Markman says it’s also important to extricate ourselves from our “rectangular world” full of “screens” and “cubes,” to remind ourselves that we’re “not just brains in a box,” but beings who need nourishment from the physical environment: “To engage with nature is to do it in an embodied way,” he says. “It’s not just your brain that engages; it’s the whole body, as you go swimming or hiking or feel a breeze.”
Aside from the sensory pleasure that time in nature provides, some research also suggests it can improve cognitive functioning. “A global body of evidence suggests that spending time in parks, woodlands, and beaches can boost emotional, cognitive, physical, and social wellbeing,” says psychologist Mathew P. White. White’s own recent study found that 120 minutes a week in nature can have a significant effect on health and well-being.
“It didn’t seem to matter how you get the two hours a week,” White adds. If you’re not particularly outdoorsy, “one long walk on Sunday or a few lunch visits to the park” can do the trick.
Do something novel
“A vacation gives you a different perspective away from your normal context,” says Markman. “That changes the way you think about something.” International travel—admittedly not a reality for most of us amid this current virus surge—has been shown to enhance “cognitive flexibility” and innovation. But even novel experiences not far from home can similarly increase creativity and help you visit old problems anew.

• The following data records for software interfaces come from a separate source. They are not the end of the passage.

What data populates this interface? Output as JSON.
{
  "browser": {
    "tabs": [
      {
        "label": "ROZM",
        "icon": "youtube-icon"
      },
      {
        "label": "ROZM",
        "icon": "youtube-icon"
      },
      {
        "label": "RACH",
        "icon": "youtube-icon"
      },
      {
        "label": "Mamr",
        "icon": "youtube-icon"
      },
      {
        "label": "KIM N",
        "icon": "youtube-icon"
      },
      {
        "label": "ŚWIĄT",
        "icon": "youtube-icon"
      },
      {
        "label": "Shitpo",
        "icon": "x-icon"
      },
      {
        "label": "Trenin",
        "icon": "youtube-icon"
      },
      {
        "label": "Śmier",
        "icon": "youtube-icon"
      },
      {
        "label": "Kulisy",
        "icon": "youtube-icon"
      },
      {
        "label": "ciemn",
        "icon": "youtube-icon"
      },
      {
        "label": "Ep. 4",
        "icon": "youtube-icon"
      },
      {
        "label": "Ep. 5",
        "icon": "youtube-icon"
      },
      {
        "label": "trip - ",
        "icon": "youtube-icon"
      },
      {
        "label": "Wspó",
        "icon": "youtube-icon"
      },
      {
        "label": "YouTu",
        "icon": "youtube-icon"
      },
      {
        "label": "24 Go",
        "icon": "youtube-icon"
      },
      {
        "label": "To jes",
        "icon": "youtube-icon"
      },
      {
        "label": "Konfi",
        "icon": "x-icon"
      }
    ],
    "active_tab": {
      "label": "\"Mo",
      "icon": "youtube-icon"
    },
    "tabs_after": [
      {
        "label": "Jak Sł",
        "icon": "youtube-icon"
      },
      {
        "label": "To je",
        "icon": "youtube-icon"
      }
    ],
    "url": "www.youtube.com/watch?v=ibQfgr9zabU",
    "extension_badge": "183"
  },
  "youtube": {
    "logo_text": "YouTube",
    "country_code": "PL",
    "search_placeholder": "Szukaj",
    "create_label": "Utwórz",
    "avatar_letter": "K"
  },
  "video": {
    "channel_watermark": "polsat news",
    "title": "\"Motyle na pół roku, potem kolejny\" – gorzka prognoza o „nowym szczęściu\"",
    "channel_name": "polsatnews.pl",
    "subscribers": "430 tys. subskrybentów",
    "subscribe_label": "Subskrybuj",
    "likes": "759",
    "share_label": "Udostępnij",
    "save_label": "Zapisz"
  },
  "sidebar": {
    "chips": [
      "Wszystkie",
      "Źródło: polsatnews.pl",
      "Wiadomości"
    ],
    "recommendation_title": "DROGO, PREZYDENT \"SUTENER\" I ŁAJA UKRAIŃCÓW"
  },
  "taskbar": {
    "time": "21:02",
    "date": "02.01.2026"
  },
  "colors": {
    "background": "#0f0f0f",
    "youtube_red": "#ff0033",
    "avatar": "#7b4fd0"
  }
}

Which, for the relaxation-skeptical of us, is hopefully an enticement to give it a try. Adopting even a few of these tips—alongside the standard advice about limiting screen time, exercising, and eating healthily—will help you enter the new year as ready to tackle its challenges as anyone can be.